— Gov. Kathy Hochul on Wednesday announced that 750 of the state’s members of the National Guard will help the NYPD check riders’ bags at the city’s busiest subway stations, Gothamist reports. “For people who are thinking about a gun or knife on the subway, at least this creates a deterrent effect,” Hochul said. The New York Civil Liberties Union called the deployment an “overreaction and overreach” that will be “used to accost and profile Black and Brown New Yorkers.” 

— Hochul is also attending President Biden’s State of the Union address on Thursday, Politico New York reports. She was invited by Rep. Adriano Espaillat of Manhattan to highlight Women’s History Month. 

— Federal officials arrested six people on charges that they illegally smuggled duck and goose intestines, as well as “duck blood-products,” into the city from China, the New York Times reports. The products were intended for city restaurants. 

Closing Time

Residential: The priciest residential sale on Wednesday was $13.2 million for a 3,600-square-foot condominium unit at 200 Amsterdam Avenue on the Upper West Side. 

Commercial: The most expensive commercial closing of the day was $68.3 million for 252-258 Third Avenue in Gramercy Park. Legion Investment Group purchased the properties. 

New to the Market: The priciest residential property to hit the market on Wednesday was $14.8 million for a 5,000-square-foot townhouse at 435 Henry Street in Cobble Hill. Lindsay Barton Barrett of Douglas Elliman has the listing. 

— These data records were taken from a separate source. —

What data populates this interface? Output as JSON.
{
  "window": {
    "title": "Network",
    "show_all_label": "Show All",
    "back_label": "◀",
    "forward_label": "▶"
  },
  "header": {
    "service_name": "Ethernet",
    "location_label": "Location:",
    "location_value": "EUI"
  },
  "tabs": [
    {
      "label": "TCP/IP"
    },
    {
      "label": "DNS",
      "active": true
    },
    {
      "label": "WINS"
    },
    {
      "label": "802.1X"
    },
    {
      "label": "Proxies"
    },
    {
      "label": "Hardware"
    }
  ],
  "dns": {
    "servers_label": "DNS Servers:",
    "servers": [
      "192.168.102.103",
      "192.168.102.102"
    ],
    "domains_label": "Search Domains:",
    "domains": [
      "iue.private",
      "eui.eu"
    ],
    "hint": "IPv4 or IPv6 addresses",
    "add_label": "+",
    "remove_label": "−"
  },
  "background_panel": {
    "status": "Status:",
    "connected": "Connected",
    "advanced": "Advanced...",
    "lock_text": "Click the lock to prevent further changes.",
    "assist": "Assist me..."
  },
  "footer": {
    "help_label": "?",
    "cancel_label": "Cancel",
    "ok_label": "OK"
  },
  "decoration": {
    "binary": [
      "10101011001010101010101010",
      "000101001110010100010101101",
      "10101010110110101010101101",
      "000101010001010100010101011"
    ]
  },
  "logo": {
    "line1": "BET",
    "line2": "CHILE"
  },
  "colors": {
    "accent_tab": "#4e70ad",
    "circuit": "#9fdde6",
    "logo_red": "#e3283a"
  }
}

Breaking Ground: The largest new building filing of the day was a 51,530-square-foot proposed residential building at 194 Bainbridge Street in Stuyvesant Heights. Permits were filed by Z Architecture. — Matthew Elo